by Dave Gauger

This article appeared in the June 1988 Falco Builders Letter.

The router is set to a 10:1 slope and uses a laminate trimmer bit.

The scarfing jig I've devised may be the simplest and cheapest method I've come across so far. I began by taking a Ryobi TRU 30 laminate trimmer. When I bought this laminate trimmer several years ago, it was being promoted as a baby router and came with an edging attachment. I find that the laminate trimmer, when used with a straight bit with a pilot wheel on the end is the ideal tool for trimming aircraft plywood without it splintering. The edging adapter is basically a metal flange that is perpendicular to the base of the router and parallel to the cutting edge of a straight cutter, that allows you to precisely control the depth of the cut.

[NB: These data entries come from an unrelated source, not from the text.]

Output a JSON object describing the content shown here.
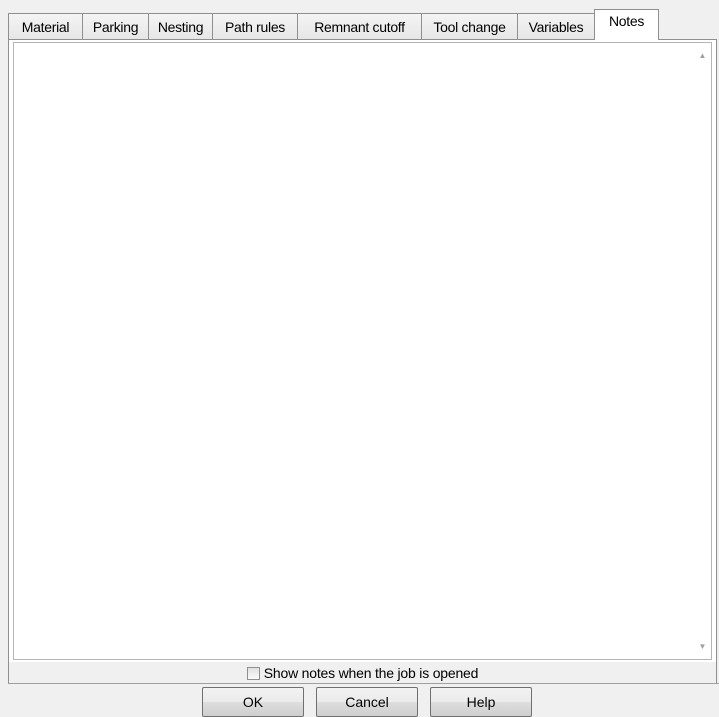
{
  "tabs": [
    {
      "label": "Material"
    },
    {
      "label": "Parking"
    },
    {
      "label": "Nesting"
    },
    {
      "label": "Path rules"
    },
    {
      "label": "Remnant cutoff"
    },
    {
      "label": "Tool change"
    },
    {
      "label": "Variables"
    },
    {
      "label": "Notes",
      "active": true
    }
  ],
  "notes": {
    "value": ""
  },
  "show_notes_checkbox": {
    "label": "Show notes when the job is opened",
    "checked": false
  },
  "buttons": {
    "ok": "OK",
    "cancel": "Cancel",
    "help": "Help"
  },
  "icons": {
    "scroll_up": "scroll-up-arrow",
    "scroll_down": "scroll-down-arrow"
  }
}
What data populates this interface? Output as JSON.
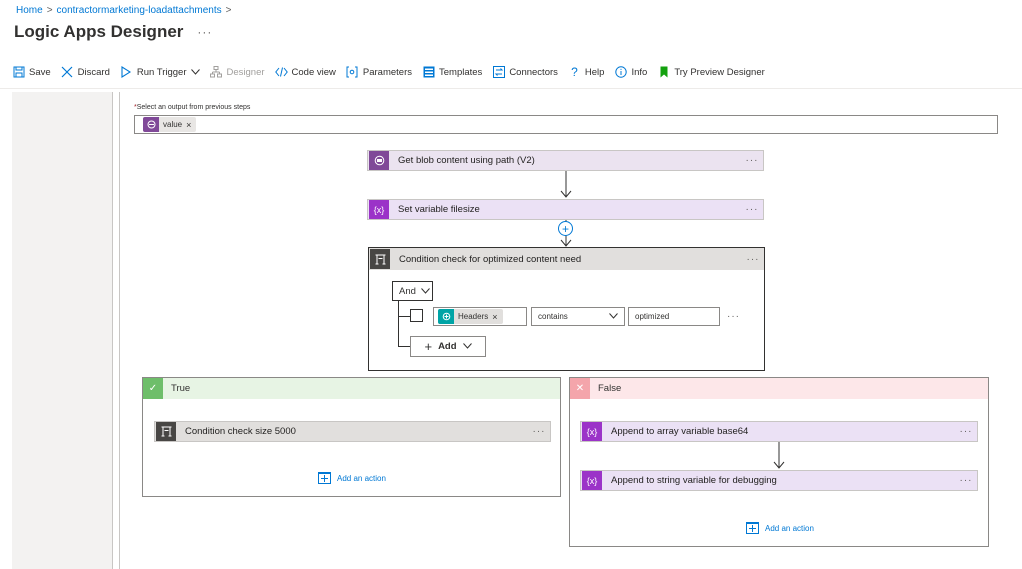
{
  "breadcrumb": {
    "home": "Home",
    "resource": "contractormarketing-loadattachments"
  },
  "page": {
    "title": "Logic Apps Designer",
    "more": "···"
  },
  "toolbar": {
    "save": "Save",
    "discard": "Discard",
    "run_trigger": "Run Trigger",
    "designer": "Designer",
    "code_view": "Code view",
    "parameters": "Parameters",
    "templates": "Templates",
    "connectors": "Connectors",
    "help": "Help",
    "info": "Info",
    "try_preview": "Try Preview Designer"
  },
  "foreach": {
    "required_mark": "*",
    "output_label": "Select an output from previous steps",
    "token": "value",
    "token_remove": "×"
  },
  "actions": {
    "get_blob": {
      "title": "Get blob content using path (V2)",
      "more": "···"
    },
    "set_variable": {
      "title": "Set variable filesize",
      "more": "···"
    },
    "add_step": "+"
  },
  "condition": {
    "title": "Condition check for optimized content need",
    "more": "···",
    "operator": "And",
    "row": {
      "token": "Headers",
      "token_remove": "×",
      "comparator": "contains",
      "value": "optimized",
      "more": "···"
    },
    "add_label": "Add"
  },
  "branches": {
    "true": {
      "label": "True",
      "icon": "✓",
      "action": {
        "title": "Condition check size 5000",
        "more": "···"
      },
      "add_action": "Add an action"
    },
    "false": {
      "label": "False",
      "icon": "✕",
      "actions": [
        {
          "title": "Append to array variable base64",
          "more": "···"
        },
        {
          "title": "Append to string variable for debugging",
          "more": "···"
        }
      ],
      "add_action": "Add an action"
    }
  },
  "colors": {
    "accent": "#0078d4",
    "variable_purple": "#9b33c8",
    "blob_purple": "#804998",
    "condition_gray": "#484644",
    "true_green": "#6ebe6a",
    "false_red": "#f4a5ab"
  }
}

I have been making 10 to 1 scarf joints, so I took a piece of scrap 1/4" plywood and glued to one end of it a strip of aircraft plywood that had been scarfed by hand to 10 to 1. I bolted this to the flange of the edging adapter. This tips the laminate trimmer so that it cuts with a 10 to 1 slope. I use a Bosch 3-flute router bit with a pilot wheel on one end, which I chose because it has cutting surfaces that are over an inch long.

To use this contraption, I take the board that is going to be scarfed and measure how wide the scarf joint ought to be. I adjust the depth of the router bit to the width of the scarf joint, and adjust the depth of the cut up or down until the pilot wheel just barely contacts the surface of the board being scarfed.

Basically what I've created is a narrow motorized plane that is tipped so it cuts a 10 to 1 slope. Because the edge of the plywood becomes fairly flimsy as you cut it, I clamp the entire piece of plywood that I am scarfing to a piece of scrap one-by-four so that the router base has something solid to bear against. Because the router base is tipped 5.7° from perpendicular (the arc tangent of 10/1 is 5.7°), I have beveled the edge of the one-by-four so that the fit is better.

Using this setup, I scarfed the four panels for my elevator in about 20 minutes one evening, after first making two passes on some scrap plywood. It seems to work better if you cut from right to left with this particular router combination. You can decide what slope you want to use for your scarf joints by simply changing the slope of the shims between the edger and the scrap piece of 1/4" plywood.